What you will do: Filter the entries beneath this task, copying only the lines that hold the word "JavaTpoint".

** Data section follows **

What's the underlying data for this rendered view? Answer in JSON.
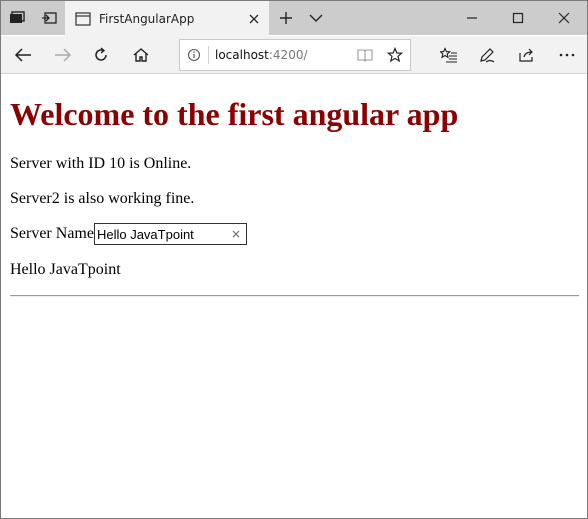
{
  "browser": {
    "tab": {
      "title": "FirstAngularApp"
    },
    "address": {
      "host": "localhost",
      "rest": ":4200/"
    }
  },
  "page": {
    "heading": "Welcome to the first angular app",
    "server_status": "Server with ID 10 is Online.",
    "server2_status": "Server2 is also working fine.",
    "server_name_label": "Server Name",
    "server_name_value": "Hello JavaTpoint",
    "clear_glyph": "×",
    "echo_text": "Hello JavaTpoint"
  },
  "colors": {
    "heading": "#8b0000",
    "tabstrip": "#cccccc",
    "navbar": "#f2f2f2"
  },
  "icons": [
    "tab-actions-icon",
    "set-aside-icon",
    "page-icon",
    "close-icon",
    "new-tab-icon",
    "chevron-down-icon",
    "minimize-icon",
    "maximize-icon",
    "window-close-icon",
    "back-icon",
    "forward-icon",
    "refresh-icon",
    "home-icon",
    "info-icon",
    "reading-view-icon",
    "favorite-star-icon",
    "favorites-hub-icon",
    "notes-pen-icon",
    "share-icon",
    "more-icon"
  ]
}
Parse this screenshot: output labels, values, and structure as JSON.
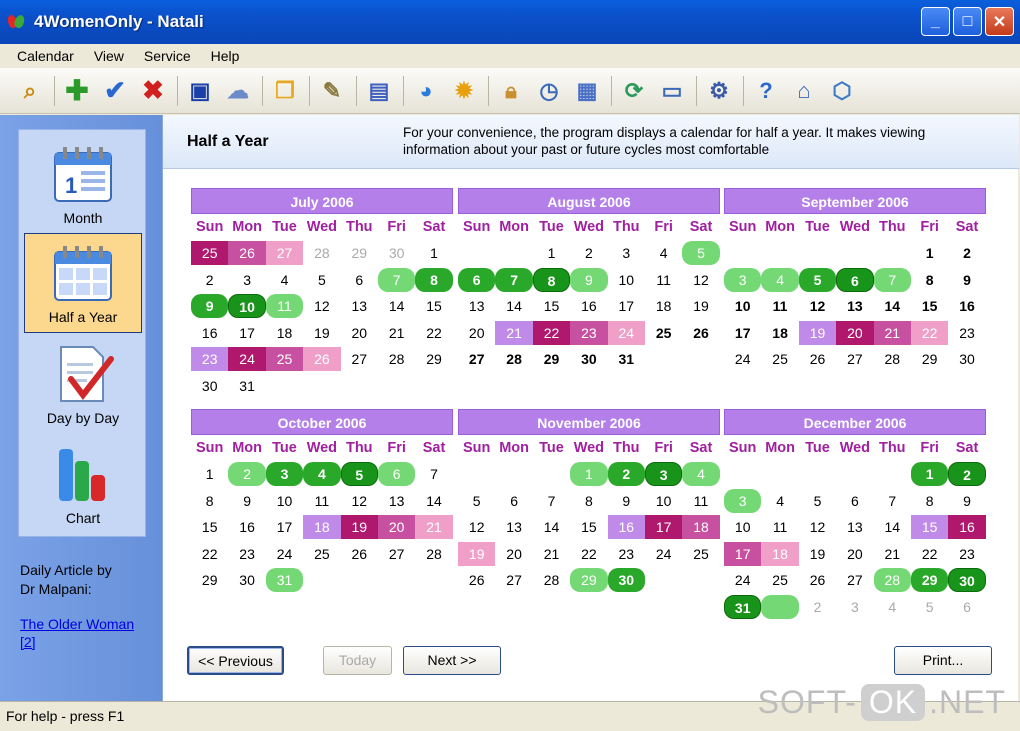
{
  "window": {
    "title": "4WomenOnly - Natali"
  },
  "menu": [
    "Calendar",
    "View",
    "Service",
    "Help"
  ],
  "toolbar": [
    "zoom-icon",
    "add-icon",
    "check-icon",
    "delete-icon",
    "save-icon",
    "cloud-icon",
    "folders-icon",
    "edit-icon",
    "chart-icon",
    "pie-icon",
    "sun-icon",
    "lock-icon",
    "clock-icon",
    "notes-icon",
    "refresh-icon",
    "window-icon",
    "gear-icon",
    "help-icon",
    "home-icon",
    "box-icon"
  ],
  "sidebar": {
    "items": [
      {
        "label": "Month",
        "icon": "calendar-month-icon"
      },
      {
        "label": "Half a Year",
        "icon": "calendar-halfyear-icon",
        "active": true
      },
      {
        "label": "Day by Day",
        "icon": "checkmark-doc-icon"
      },
      {
        "label": "Chart",
        "icon": "bar-chart-icon"
      }
    ],
    "daily_line1": "Daily Article by",
    "daily_line2": "Dr Malpani:",
    "article_line1": "The Older Woman",
    "article_line2": "[2]"
  },
  "header": {
    "title": "Half a Year",
    "desc_line1": "For your convenience, the program displays a calendar for half a year. It makes viewing",
    "desc_line2": "information about your past or future cycles most comfortable"
  },
  "weekdays": [
    "Sun",
    "Mon",
    "Tue",
    "Wed",
    "Thu",
    "Fri",
    "Sat"
  ],
  "months": [
    {
      "name": "July 2006",
      "weeks": [
        [
          [
            "25",
            "dm"
          ],
          [
            "26",
            "m"
          ],
          [
            "27",
            "p"
          ],
          [
            "28",
            "o"
          ],
          [
            "29",
            "o"
          ],
          [
            "30",
            "o"
          ],
          [
            "1",
            ""
          ]
        ],
        [
          [
            "2",
            ""
          ],
          [
            "3",
            ""
          ],
          [
            "4",
            ""
          ],
          [
            "5",
            ""
          ],
          [
            "6",
            ""
          ],
          [
            "7",
            "lg"
          ],
          [
            "8",
            "g"
          ]
        ],
        [
          [
            "9",
            "g"
          ],
          [
            "10",
            "dg"
          ],
          [
            "11",
            "lg"
          ],
          [
            "12",
            ""
          ],
          [
            "13",
            ""
          ],
          [
            "14",
            ""
          ],
          [
            "15",
            ""
          ]
        ],
        [
          [
            "16",
            ""
          ],
          [
            "17",
            ""
          ],
          [
            "18",
            ""
          ],
          [
            "19",
            ""
          ],
          [
            "20",
            ""
          ],
          [
            "21",
            ""
          ],
          [
            "22",
            ""
          ]
        ],
        [
          [
            "23",
            "v"
          ],
          [
            "24",
            "dm"
          ],
          [
            "25",
            "m"
          ],
          [
            "26",
            "p"
          ],
          [
            "27",
            ""
          ],
          [
            "28",
            ""
          ],
          [
            "29",
            ""
          ]
        ],
        [
          [
            "30",
            ""
          ],
          [
            "31",
            ""
          ]
        ]
      ]
    },
    {
      "name": "August 2006",
      "weeks": [
        [
          [
            "",
            ""
          ],
          [
            "",
            ""
          ],
          [
            "1",
            ""
          ],
          [
            "2",
            ""
          ],
          [
            "3",
            ""
          ],
          [
            "4",
            ""
          ],
          [
            "5",
            "lg"
          ]
        ],
        [
          [
            "6",
            "g"
          ],
          [
            "7",
            "g"
          ],
          [
            "8",
            "dg"
          ],
          [
            "9",
            "lg"
          ],
          [
            "10",
            ""
          ],
          [
            "11",
            ""
          ],
          [
            "12",
            ""
          ]
        ],
        [
          [
            "13",
            ""
          ],
          [
            "14",
            ""
          ],
          [
            "15",
            ""
          ],
          [
            "16",
            ""
          ],
          [
            "17",
            ""
          ],
          [
            "18",
            ""
          ],
          [
            "19",
            ""
          ]
        ],
        [
          [
            "20",
            ""
          ],
          [
            "21",
            "v"
          ],
          [
            "22",
            "dm"
          ],
          [
            "23",
            "m"
          ],
          [
            "24",
            "p"
          ],
          [
            "25",
            "b"
          ],
          [
            "26",
            "b"
          ]
        ],
        [
          [
            "27",
            "b"
          ],
          [
            "28",
            "b"
          ],
          [
            "29",
            "b"
          ],
          [
            "30",
            "b"
          ],
          [
            "31",
            "b"
          ]
        ]
      ]
    },
    {
      "name": "September 2006",
      "weeks": [
        [
          [
            "",
            ""
          ],
          [
            "",
            ""
          ],
          [
            "",
            ""
          ],
          [
            "",
            ""
          ],
          [
            "",
            ""
          ],
          [
            "1",
            "b"
          ],
          [
            "2",
            "b"
          ]
        ],
        [
          [
            "3",
            "lg"
          ],
          [
            "4",
            "lg"
          ],
          [
            "5",
            "g"
          ],
          [
            "6",
            "dg"
          ],
          [
            "7",
            "lg"
          ],
          [
            "8",
            "b"
          ],
          [
            "9",
            "b"
          ]
        ],
        [
          [
            "10",
            "b"
          ],
          [
            "11",
            "b"
          ],
          [
            "12",
            "b"
          ],
          [
            "13",
            "b"
          ],
          [
            "14",
            "b"
          ],
          [
            "15",
            "b"
          ],
          [
            "16",
            "b"
          ]
        ],
        [
          [
            "17",
            "b"
          ],
          [
            "18",
            "b"
          ],
          [
            "19",
            "v"
          ],
          [
            "20",
            "dm"
          ],
          [
            "21",
            "m"
          ],
          [
            "22",
            "p"
          ],
          [
            "23",
            ""
          ]
        ],
        [
          [
            "24",
            ""
          ],
          [
            "25",
            ""
          ],
          [
            "26",
            ""
          ],
          [
            "27",
            ""
          ],
          [
            "28",
            ""
          ],
          [
            "29",
            ""
          ],
          [
            "30",
            ""
          ]
        ]
      ]
    },
    {
      "name": "October 2006",
      "weeks": [
        [
          [
            "1",
            ""
          ],
          [
            "2",
            "lg"
          ],
          [
            "3",
            "g"
          ],
          [
            "4",
            "g"
          ],
          [
            "5",
            "dg"
          ],
          [
            "6",
            "lg"
          ],
          [
            "7",
            ""
          ]
        ],
        [
          [
            "8",
            ""
          ],
          [
            "9",
            ""
          ],
          [
            "10",
            ""
          ],
          [
            "11",
            ""
          ],
          [
            "12",
            ""
          ],
          [
            "13",
            ""
          ],
          [
            "14",
            ""
          ]
        ],
        [
          [
            "15",
            ""
          ],
          [
            "16",
            ""
          ],
          [
            "17",
            ""
          ],
          [
            "18",
            "v"
          ],
          [
            "19",
            "dm"
          ],
          [
            "20",
            "m"
          ],
          [
            "21",
            "p"
          ]
        ],
        [
          [
            "22",
            ""
          ],
          [
            "23",
            ""
          ],
          [
            "24",
            ""
          ],
          [
            "25",
            ""
          ],
          [
            "26",
            ""
          ],
          [
            "27",
            ""
          ],
          [
            "28",
            ""
          ]
        ],
        [
          [
            "29",
            ""
          ],
          [
            "30",
            ""
          ],
          [
            "31",
            "lg"
          ]
        ]
      ]
    },
    {
      "name": "November 2006",
      "weeks": [
        [
          [
            "",
            ""
          ],
          [
            "",
            ""
          ],
          [
            "",
            ""
          ],
          [
            "1",
            "lg"
          ],
          [
            "2",
            "g"
          ],
          [
            "3",
            "dg"
          ],
          [
            "4",
            "lg"
          ]
        ],
        [
          [
            "5",
            ""
          ],
          [
            "6",
            ""
          ],
          [
            "7",
            ""
          ],
          [
            "8",
            ""
          ],
          [
            "9",
            ""
          ],
          [
            "10",
            ""
          ],
          [
            "11",
            ""
          ]
        ],
        [
          [
            "12",
            ""
          ],
          [
            "13",
            ""
          ],
          [
            "14",
            ""
          ],
          [
            "15",
            ""
          ],
          [
            "16",
            "v"
          ],
          [
            "17",
            "dm"
          ],
          [
            "18",
            "m"
          ]
        ],
        [
          [
            "19",
            "p"
          ],
          [
            "20",
            ""
          ],
          [
            "21",
            ""
          ],
          [
            "22",
            ""
          ],
          [
            "23",
            ""
          ],
          [
            "24",
            ""
          ],
          [
            "25",
            ""
          ]
        ],
        [
          [
            "26",
            ""
          ],
          [
            "27",
            ""
          ],
          [
            "28",
            ""
          ],
          [
            "29",
            "lg"
          ],
          [
            "30",
            "g"
          ]
        ]
      ]
    },
    {
      "name": "December 2006",
      "weeks": [
        [
          [
            "",
            ""
          ],
          [
            "",
            ""
          ],
          [
            "",
            ""
          ],
          [
            "",
            ""
          ],
          [
            "",
            ""
          ],
          [
            "1",
            "g"
          ],
          [
            "2",
            "dg"
          ]
        ],
        [
          [
            "3",
            "lg"
          ],
          [
            "4",
            ""
          ],
          [
            "5",
            ""
          ],
          [
            "6",
            ""
          ],
          [
            "7",
            ""
          ],
          [
            "8",
            ""
          ],
          [
            "9",
            ""
          ]
        ],
        [
          [
            "10",
            ""
          ],
          [
            "11",
            ""
          ],
          [
            "12",
            ""
          ],
          [
            "13",
            ""
          ],
          [
            "14",
            ""
          ],
          [
            "15",
            "v"
          ],
          [
            "16",
            "dm"
          ]
        ],
        [
          [
            "17",
            "m"
          ],
          [
            "18",
            "p"
          ],
          [
            "19",
            ""
          ],
          [
            "20",
            ""
          ],
          [
            "21",
            ""
          ],
          [
            "22",
            ""
          ],
          [
            "23",
            ""
          ]
        ],
        [
          [
            "24",
            ""
          ],
          [
            "25",
            ""
          ],
          [
            "26",
            ""
          ],
          [
            "27",
            ""
          ],
          [
            "28",
            "lg"
          ],
          [
            "29",
            "g"
          ],
          [
            "30",
            "dg"
          ]
        ],
        [
          [
            "31",
            "dg"
          ],
          [
            "",
            "lg"
          ],
          [
            "2",
            "o"
          ],
          [
            "3",
            "o"
          ],
          [
            "4",
            "o"
          ],
          [
            "5",
            "o"
          ],
          [
            "6",
            "o"
          ]
        ]
      ]
    }
  ],
  "buttons": {
    "previous": "<< Previous",
    "today": "Today",
    "next": "Next >>",
    "print": "Print..."
  },
  "status": "For help - press F1",
  "watermark": {
    "left": "SOFT-",
    "box": "OK",
    "right": ".NET"
  }
}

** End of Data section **

Answer box:
    "server_name_value": "Hello JavaTpoint",
    "echo_text": "Hello JavaTpoint"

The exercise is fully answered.